Shakespeare’s Cordelia would have made an excellent HR manager
I always thought Cordelia would make an excellent HR and talent development manager. This job description, for example, was simply written for her: “Acts to support the human factor in the company. Proactively and respectfully challenges management and then mentors them…”
Isn’t it exactly what Cordelia did with her father, the one King Lear? First challenging Lear’s demands of undivided loyalty, then patiently standing by his side – despite his highly unreasonable behaviour.
If another HR manager were in charge, Lear would have been disciplined – perhaps even sacked. Under Cordelia’s leadership, however, he was given a chance to realise the error of his ways and take feasible steps towards personal and professional improvement.
Alas, there are no Cordelias in the office, and, throughout my career, HR has never contributed anything to my “human factor” – or, indeed, had any effect on me.
None whatsoever. In 20 years, I had worked for six companies in four countries, and I had just two meetings with HR outside mandatory inductions: when someone once complained about me and when I once complained about someone. Both meetings were entirely inconsequential.
At one of my old firms, the head of HR was a former shrink, and as such, was meant to use his training to help the rest of us make the most of our careers. In reality, he used this training to coerce us into taking the jobs that we did not want to do – or to extract confessions and then snitch to the management. When I just joined the firm and was scheduled to have my first meeting with him, well-wishing colleagues warned me not to admit to any weaknesses.

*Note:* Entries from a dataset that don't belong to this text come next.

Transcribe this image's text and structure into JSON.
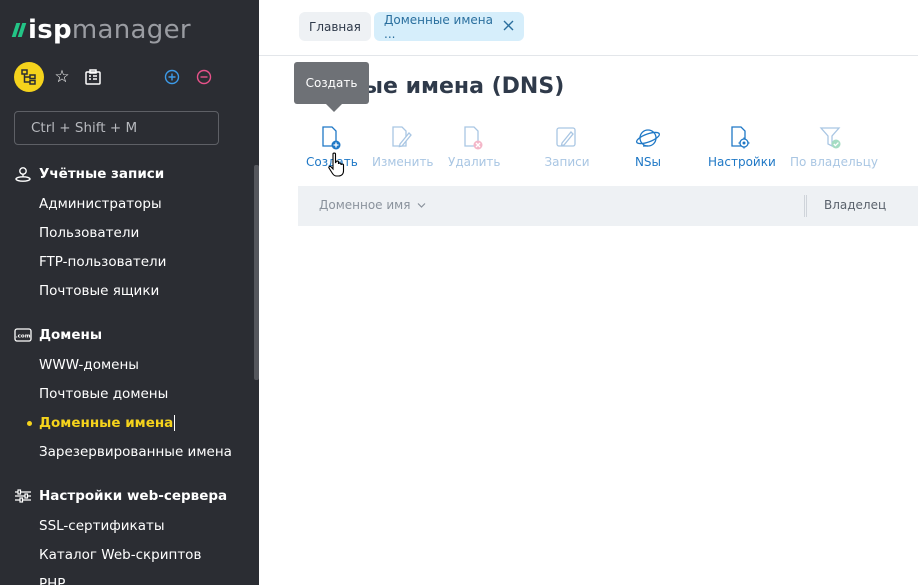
{
  "app": {
    "logo_isp": "isp",
    "logo_manager": "manager"
  },
  "sidebar": {
    "search_placeholder": "Ctrl + Shift + M",
    "tools": [
      "tree-icon",
      "star-icon",
      "clipboard-icon",
      "plus-circle-icon",
      "minus-circle-icon"
    ],
    "groups": [
      {
        "title": "Учётные записи",
        "icon": "user-pin-icon",
        "items": [
          "Администраторы",
          "Пользователи",
          "FTP-пользователи",
          "Почтовые ящики"
        ]
      },
      {
        "title": "Домены",
        "icon": "domain-com-icon",
        "items": [
          "WWW-домены",
          "Почтовые домены",
          "Доменные имена",
          "Зарезервированные имена"
        ]
      },
      {
        "title": "Настройки web-сервера",
        "icon": "sliders-icon",
        "items": [
          "SSL-сертификаты",
          "Каталог Web-скриптов",
          "PHP"
        ]
      }
    ],
    "active_item": "Доменные имена"
  },
  "breadcrumbs": {
    "home": "Главная",
    "current": "Доменные имена ..."
  },
  "page": {
    "title": "Доменные имена (DNS)",
    "title_visible": "нные имена (DNS)"
  },
  "toolbar": {
    "buttons": [
      {
        "label": "Создать",
        "icon": "file-plus-icon",
        "enabled": true
      },
      {
        "label": "Изменить",
        "icon": "file-edit-icon",
        "enabled": false
      },
      {
        "label": "Удалить",
        "icon": "file-delete-icon",
        "enabled": false
      },
      {
        "label": "Записи",
        "icon": "records-edit-icon",
        "enabled": false
      },
      {
        "label": "NSы",
        "icon": "globe-icon",
        "enabled": true
      },
      {
        "label": "Настройки",
        "icon": "file-gear-icon",
        "enabled": true
      },
      {
        "label": "По владельцу",
        "icon": "filter-check-icon",
        "enabled": false
      }
    ]
  },
  "table": {
    "columns": [
      "Доменное имя",
      "Владелец"
    ]
  },
  "tooltip": {
    "text": "Создать"
  },
  "colors": {
    "sidebar_bg": "#2b2d33",
    "accent_yellow": "#f5d31c",
    "accent_blue": "#1f78c6",
    "logo_green": "#23c486"
  }
}
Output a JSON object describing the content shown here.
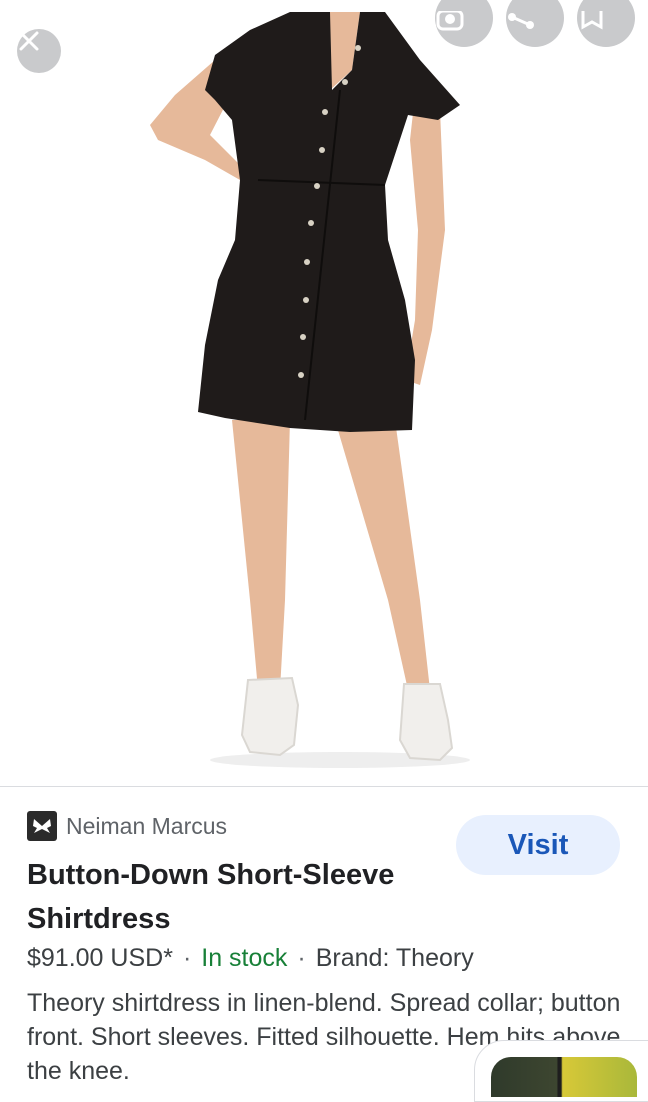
{
  "viewer": {
    "close_icon": "close-icon",
    "actions": [
      {
        "icon": "lens-icon"
      },
      {
        "icon": "share-icon"
      },
      {
        "icon": "bookmark-icon"
      }
    ]
  },
  "result": {
    "source": "Neiman Marcus",
    "source_icon": "butterfly-icon",
    "visit_label": "Visit",
    "title": "Button-Down Short-Sleeve Shirtdress",
    "price": "$91.00 USD*",
    "separator": "·",
    "stock": "In stock",
    "brand": "Brand: Theory",
    "description": "Theory shirtdress in linen-blend. Spread collar; button front. Short sleeves. Fitted silhouette. Hem hits above the knee."
  },
  "colors": {
    "accent": "#1a57b8",
    "visit_bg": "#e8f0fe",
    "stock": "#188038",
    "button_gray": "#c9cacc"
  }
}
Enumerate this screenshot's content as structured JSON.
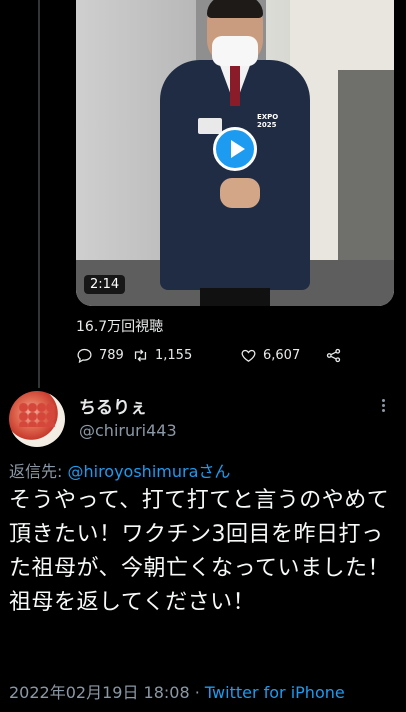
{
  "video": {
    "duration": "2:14",
    "badge_text": "EXPO\n2025"
  },
  "stats": {
    "views": "16.7万回視聴",
    "replies": "789",
    "retweets": "1,155",
    "likes": "6,607"
  },
  "icons": {
    "reply": "reply-icon",
    "retweet": "retweet-icon",
    "like": "heart-icon",
    "share": "share-icon",
    "more": "more-vertical-icon",
    "play": "play-icon"
  },
  "colors": {
    "background": "#000000",
    "accent": "#1d9bf0",
    "muted": "#8b98a5",
    "text": "#e7e9ea"
  },
  "reply_tweet": {
    "display_name": "ちるりぇ",
    "handle": "@chiruri443",
    "reply_prefix": "返信先: ",
    "reply_mention": "@hiroyoshimura",
    "reply_suffix": "さん",
    "text": "そうやって、打て打てと言うのやめて頂きたい！ワクチン3回目を昨日打った祖母が、今朝亡くなっていました！祖母を返してください！",
    "timestamp": "2022年02月19日 18:08",
    "separator": " · ",
    "client": "Twitter for iPhone"
  }
}
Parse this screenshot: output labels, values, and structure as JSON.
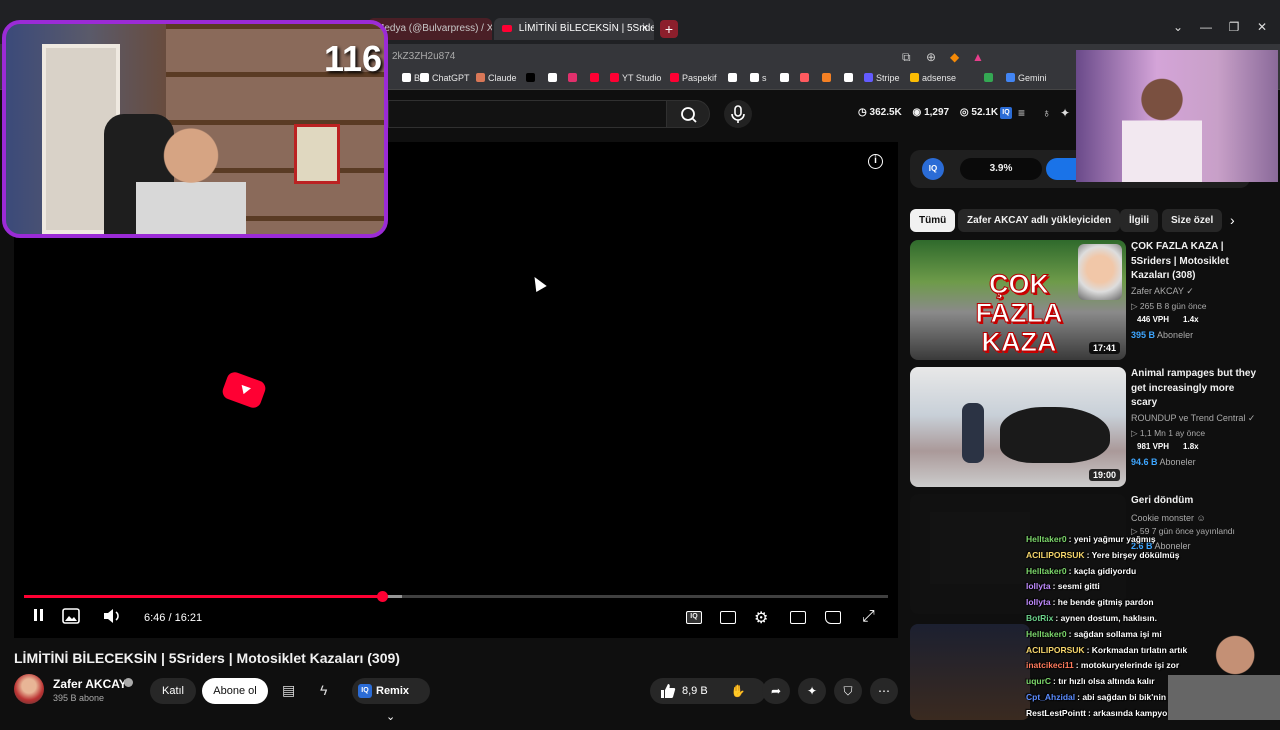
{
  "browser": {
    "tabs": [
      {
        "label": "Medya (@Bulvarpress) / X"
      },
      {
        "label": "LİMİTİNİ BİLECEKSİN | 5Sriders"
      }
    ],
    "tab_close": "×",
    "new_tab": "+",
    "url": "2kZ3ZH2u874",
    "window_controls": [
      "⌄",
      "—",
      "❐",
      "✕"
    ],
    "bookmarks": [
      {
        "label": "B",
        "color": "#ffffff"
      },
      {
        "label": "ChatGPT",
        "color": "#ffffff"
      },
      {
        "label": "Claude",
        "color": "#d97757"
      },
      {
        "label": "",
        "color": "#000000"
      },
      {
        "label": "",
        "color": "#ffffff"
      },
      {
        "label": "",
        "color": "#e1306c"
      },
      {
        "label": "",
        "color": "#ff0033"
      },
      {
        "label": "YT Studio",
        "color": "#ff0033"
      },
      {
        "label": "Paspekif",
        "color": "#ff0033"
      },
      {
        "label": "",
        "color": "#ffffff"
      },
      {
        "label": "s",
        "color": "#ffffff"
      },
      {
        "label": "",
        "color": "#ffffff"
      },
      {
        "label": "",
        "color": "#ff5a5f"
      },
      {
        "label": "",
        "color": "#f48024"
      },
      {
        "label": "",
        "color": "#ffffff"
      },
      {
        "label": "Stripe",
        "color": "#635bff"
      },
      {
        "label": "adsense",
        "color": "#fbbc04"
      },
      {
        "label": "",
        "color": "#34a853"
      },
      {
        "label": "Gemini",
        "color": "#4285f4"
      }
    ]
  },
  "header": {
    "stats": {
      "views": "362.5K",
      "likes": "1,297",
      "watching": "52.1K"
    },
    "iq_label": "IQ"
  },
  "player": {
    "time": "6:46 / 16:21",
    "progress": 0.414,
    "buffered": 0.438,
    "info_icon": "i"
  },
  "video": {
    "title": "LİMİTİNİ BİLECEKSİN | 5Sriders | Motosiklet Kazaları (309)",
    "channel": "Zafer AKCAY",
    "subscribers": "395 B abone",
    "join_label": "Katıl",
    "subscribe_label": "Abone ol",
    "remix_label": "Remix",
    "likes": "8,9 B"
  },
  "sidebar": {
    "iq_widget": {
      "logo": "IQ",
      "percent": "3.9%"
    },
    "chips": [
      "Tümü",
      "Zafer AKCAY adlı yükleyiciden",
      "İlgili",
      "Size özel"
    ],
    "recommendations": [
      {
        "title": "ÇOK FAZLA KAZA | 5Sriders | Motosiklet Kazaları (308)",
        "channel": "Zafer AKCAY",
        "meta": "▷ 265 B   8 gün önce",
        "vph": "446 VPH",
        "ratio": "1.4x",
        "subs": "395 B",
        "subs_suffix": "Aboneler",
        "duration": "17:41",
        "thumb_text": "ÇOK FAZLA KAZA"
      },
      {
        "title": "Animal rampages but they get increasingly more scary",
        "channel": "ROUNDUP ve Trend Central",
        "meta": "▷ 1,1 Mn   1 ay önce",
        "vph": "981 VPH",
        "ratio": "1.8x",
        "subs": "94.6 B",
        "subs_suffix": "Aboneler",
        "duration": "19:00"
      },
      {
        "title": "Geri döndüm",
        "channel": "Cookie monster",
        "meta": "▷ 59   7 gün önce yayınlandı",
        "subs": "2.6 B",
        "subs_suffix": "Aboneler"
      }
    ]
  },
  "overlay": {
    "viewer_count": "116",
    "chat": [
      {
        "user": "Helltaker0",
        "color": "#7cd66b",
        "msg": ": yeni yağmur yağmış"
      },
      {
        "user": "ACILIPORSUK",
        "color": "#f5d56b",
        "msg": ": Yere birşey dökülmüş"
      },
      {
        "user": "Helltaker0",
        "color": "#7cd66b",
        "msg": ": kaçla gidiyordu"
      },
      {
        "user": "lollyta",
        "color": "#c08bff",
        "msg": ": sesmi gitti"
      },
      {
        "user": "lollyta",
        "color": "#c08bff",
        "msg": ": he bende gitmiş pardon"
      },
      {
        "user": "BotRix",
        "color": "#6cd38b",
        "msg": ": aynen dostum, haklısın."
      },
      {
        "user": "Helltaker0",
        "color": "#7cd66b",
        "msg": ": sağdan sollama işi mi"
      },
      {
        "user": "ACILIPORSUK",
        "color": "#f5d56b",
        "msg": ": Korkmadan tırlatın artık"
      },
      {
        "user": "inatcikeci11",
        "color": "#ff7b5c",
        "msg": ": motokuryelerinde işi zor"
      },
      {
        "user": "uqurC",
        "color": "#7cd66b",
        "msg": ": tır hızlı olsa altında kalır"
      },
      {
        "user": "Cpt_Ahzidal",
        "color": "#5b8cff",
        "msg": ": abi sağdan bi bik'nin skora bak"
      },
      {
        "user": "RestLestPointt",
        "color": "#ffffff",
        "msg": ": arkasında kampyon var ezmemiş iyi"
      }
    ]
  },
  "colors": {
    "accent": "#ff0033",
    "iq_blue": "#2b6cd6",
    "webcam_border": "#9b2bd6",
    "background": "#0f0f0f"
  },
  "icons": {
    "search": "search-icon",
    "mic": "mic-icon",
    "pause": "pause-icon",
    "volume": "volume-icon",
    "settings": "gear-icon",
    "fullscreen": "fullscreen-icon"
  }
}
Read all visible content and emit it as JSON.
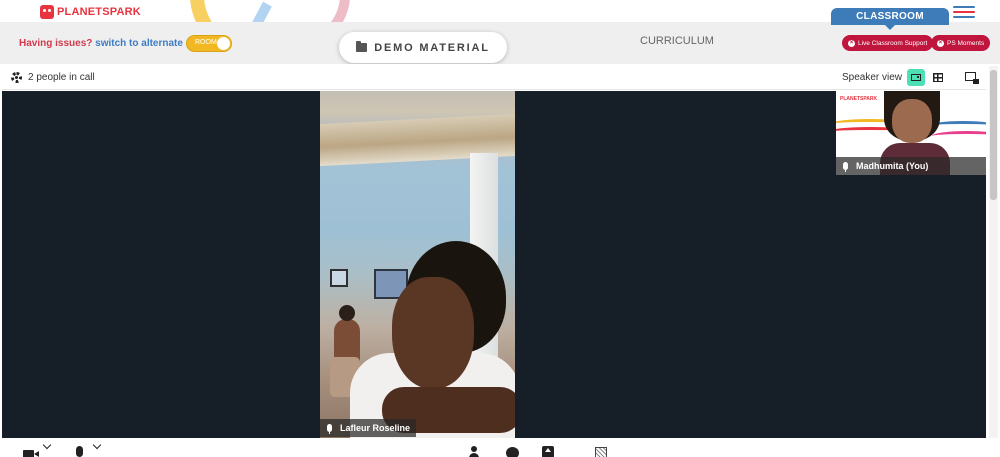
{
  "brand": {
    "logo_text": "PLANETSPARK",
    "primary_color": "#e7343f",
    "accent_blue": "#3d7cb8"
  },
  "header": {
    "issue_text": "Having issues?",
    "issue_link": "switch to alternate room",
    "toggle_label": "ROOM",
    "demo_button": "DEMO MATERIAL",
    "demo_icon": "folder-icon",
    "curriculum": "CURRICULUM",
    "classroom_tab": "CLASSROOM",
    "menu_icon": "hamburger-menu-icon",
    "live_support_button": "Live Classroom Support",
    "ps_moments_button": "PS Moments",
    "pill_color": "#c0153d"
  },
  "call": {
    "settings_icon": "gear-icon",
    "people_count_text": "2 people in call",
    "speaker_view_label": "Speaker view",
    "active_view": "speaker",
    "view_icons": [
      "speaker-view-icon",
      "grid-view-icon",
      "picture-in-picture-icon"
    ],
    "main_participant": {
      "name": "Lafleur Roseline",
      "mic_icon": "microphone-icon"
    },
    "self_participant": {
      "name": "Madhumita (You)",
      "mic_icon": "microphone-icon",
      "tile_logo": "PLANETSPARK"
    }
  },
  "toolbar": {
    "icons": [
      "camera-icon",
      "microphone-icon",
      "participants-icon",
      "chat-icon",
      "screen-share-icon",
      "whiteboard-icon"
    ]
  }
}
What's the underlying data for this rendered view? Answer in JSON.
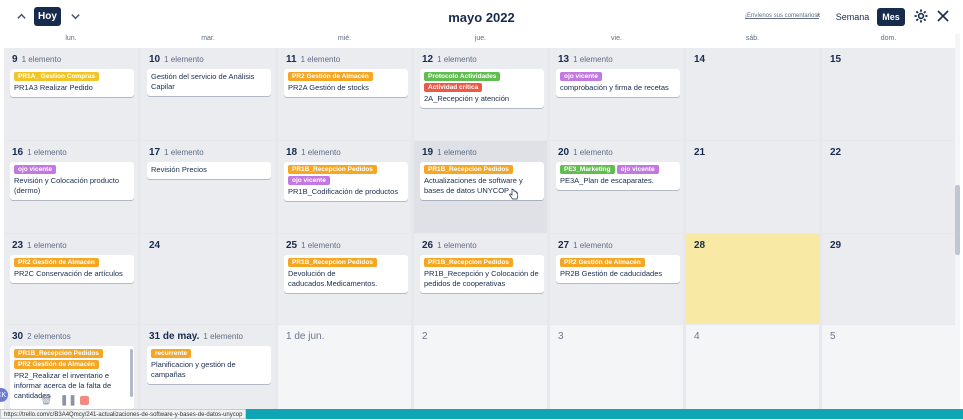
{
  "toolbar": {
    "today_label": "Hoy",
    "title": "mayo 2022",
    "feedback_link": "¡Envíenos sus comentarios!",
    "feedback_close": "×",
    "week_label": "Semana",
    "month_label": "Mes"
  },
  "weekdays": [
    "lun.",
    "mar.",
    "mié.",
    "jue.",
    "vie.",
    "sáb.",
    "dom."
  ],
  "colors": {
    "navy": "#172b4d",
    "yellow": "#f2c526",
    "orange": "#f5a623",
    "purple": "#c377e0",
    "green": "#61bd4f",
    "red": "#eb5a46",
    "today": "#f8eaa5"
  },
  "weeks": [
    [
      {
        "day": "9",
        "count": "1 elemento",
        "cards": [
          {
            "labels": [
              {
                "text": "PR1A_ Gestion Compras",
                "color": "yellow"
              }
            ],
            "title": "PR1A3 Realizar Pedido"
          }
        ]
      },
      {
        "day": "10",
        "count": "1 elemento",
        "cards": [
          {
            "labels": [],
            "title": "Gestión del servicio de Análisis Capilar"
          }
        ]
      },
      {
        "day": "11",
        "count": "1 elemento",
        "cards": [
          {
            "labels": [
              {
                "text": "PR2 Gestión de Almacén",
                "color": "orange"
              }
            ],
            "title": "PR2A Gestión de stocks"
          }
        ]
      },
      {
        "day": "12",
        "count": "1 elemento",
        "cards": [
          {
            "labels": [
              {
                "text": "Protocolo Actividades",
                "color": "green"
              },
              {
                "text": "Actividad crítica",
                "color": "red"
              }
            ],
            "title": "2A_Recepción y atención"
          }
        ]
      },
      {
        "day": "13",
        "count": "1 elemento",
        "cards": [
          {
            "labels": [
              {
                "text": "ojo vicente",
                "color": "purple"
              }
            ],
            "title": "comprobación y firma de recetas"
          }
        ]
      },
      {
        "day": "14",
        "count": "",
        "cards": []
      },
      {
        "day": "15",
        "count": "",
        "cards": []
      }
    ],
    [
      {
        "day": "16",
        "count": "1 elemento",
        "cards": [
          {
            "labels": [
              {
                "text": "ojo vicente",
                "color": "purple"
              }
            ],
            "title": "Revisión y Colocación producto (dermo)"
          }
        ]
      },
      {
        "day": "17",
        "count": "1 elemento",
        "cards": [
          {
            "labels": [],
            "title": "Revisión Precios"
          }
        ]
      },
      {
        "day": "18",
        "count": "1 elemento",
        "cards": [
          {
            "labels": [
              {
                "text": "PR1B_Recepcion Pedidos",
                "color": "orange"
              },
              {
                "text": "ojo vicente",
                "color": "purple"
              }
            ],
            "title": "PR1B_Codificación de productos"
          }
        ]
      },
      {
        "day": "19",
        "count": "1 elemento",
        "cards": [
          {
            "labels": [
              {
                "text": "PR1B_Recepcion Pedidos",
                "color": "orange"
              }
            ],
            "title": "Actualizaciones de software y bases de datos UNYCOP"
          }
        ]
      },
      {
        "day": "20",
        "count": "1 elemento",
        "cards": [
          {
            "labels": [
              {
                "text": "PE3_Marketing",
                "color": "green"
              },
              {
                "text": "ojo vicente",
                "color": "purple"
              }
            ],
            "title": "PE3A_Plan de escaparates."
          }
        ]
      },
      {
        "day": "21",
        "count": "",
        "cards": []
      },
      {
        "day": "22",
        "count": "",
        "cards": []
      }
    ],
    [
      {
        "day": "23",
        "count": "1 elemento",
        "cards": [
          {
            "labels": [
              {
                "text": "PR2 Gestión de Almacén",
                "color": "orange"
              }
            ],
            "title": "PR2C Conservación de artículos"
          }
        ]
      },
      {
        "day": "24",
        "count": "",
        "cards": []
      },
      {
        "day": "25",
        "count": "1 elemento",
        "cards": [
          {
            "labels": [
              {
                "text": "PR1B_Recepcion Pedidos",
                "color": "orange"
              }
            ],
            "title": "Devolución de caducados.Medicamentos."
          }
        ]
      },
      {
        "day": "26",
        "count": "1 elemento",
        "cards": [
          {
            "labels": [
              {
                "text": "PR1B_Recepcion Pedidos",
                "color": "orange"
              }
            ],
            "title": "PR1B_Recepción y Colocación de pedidos de cooperativas"
          }
        ]
      },
      {
        "day": "27",
        "count": "1 elemento",
        "cards": [
          {
            "labels": [
              {
                "text": "PR2 Gestión de Almacén",
                "color": "orange"
              }
            ],
            "title": "PR2B Gestión de caducidades"
          }
        ]
      },
      {
        "day": "28",
        "count": "",
        "cards": []
      },
      {
        "day": "29",
        "count": "",
        "cards": []
      }
    ],
    [
      {
        "day": "30",
        "count": "2 elementos",
        "cards": [
          {
            "labels": [
              {
                "text": "PR1B_Recepcion Pedidos",
                "color": "orange"
              },
              {
                "text": "PR2 Gestión de Almacén",
                "color": "orange"
              }
            ],
            "title": "PR2_Realizar el inventario e informar acerca de la falta de cantidades"
          }
        ]
      },
      {
        "day": "31 de may.",
        "count": "1 elemento",
        "cards": [
          {
            "labels": [
              {
                "text": "recurrente",
                "color": "orange"
              }
            ],
            "title": "Planificacion y gestión de campañas"
          }
        ]
      },
      {
        "day": "1 de jun.",
        "count": "",
        "cards": []
      },
      {
        "day": "2",
        "count": "",
        "cards": []
      },
      {
        "day": "3",
        "count": "",
        "cards": []
      },
      {
        "day": "4",
        "count": "",
        "cards": []
      },
      {
        "day": "5",
        "count": "",
        "cards": []
      }
    ]
  ],
  "status": {
    "url": "https://trello.com/c/B3A4Qmcy/241-actualizaciones-de-software-y-bases-de-datos-unycop",
    "badge": "CK"
  }
}
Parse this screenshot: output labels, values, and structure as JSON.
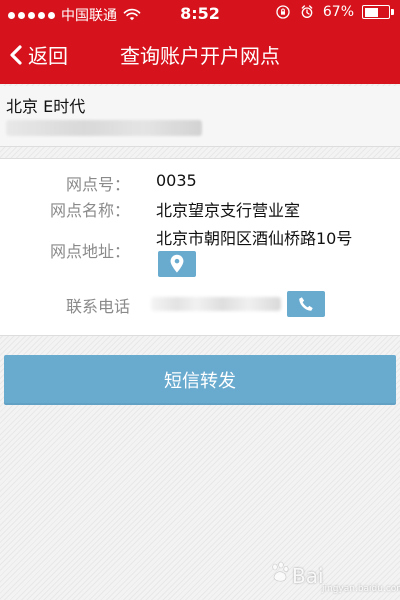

I did not. Instead, I spoke about my ambitions, and the type of work that I hoped to do. He listened sympathetically, adopted a kindly grandpa look, nodded a lot, took copious notes – what did he do with these notes? Did he type them up and archive them or just throw them away straight after? – and ended the meeting with a solemn promise of making my dreams come true.
What followed was more Regan than Cordelia: just like Lear’s middle daughter, the shrink/HR man sold me out. All the talk of my “development” promptly went out of the window, and the only jobs he proceeded to send my way were things that I already knew how to do. He once casually told me that I would never make it to partner. How I wish that someone like Cordelia had delivered the news instead. No doubt she would have done it with tact and wisdom – and would have also known how to deal with the emotional breakdown of truly Learean proportions that ensued.
But, in the absence of Cordelia, your real chance of professional development is never with HR, but with the people you work with. Look for someone who knows what he is doing and who inspires. Someone who is sharp and who believes in his work. Find him – or her – side up with them, learn from them, ask them for more work, overdeliver, outperform. This is how you learn, and this is how you get ahead.
And HR job specs should change, too – so instead of looking for superheroes with the powers to transform our “human factor”, HR should look for pragmatic, efficient professionals, those who could help us find our way around the company and take our admin burden off. I’ve had one or two HR colleagues like that, and their contribution to the firm was real and highly valuable.
So, realistically, instead of Cordelia, what HR needs is Viola or Rosamund.
Next time: why The Fool is the ideal chairman to Lear’s CEO.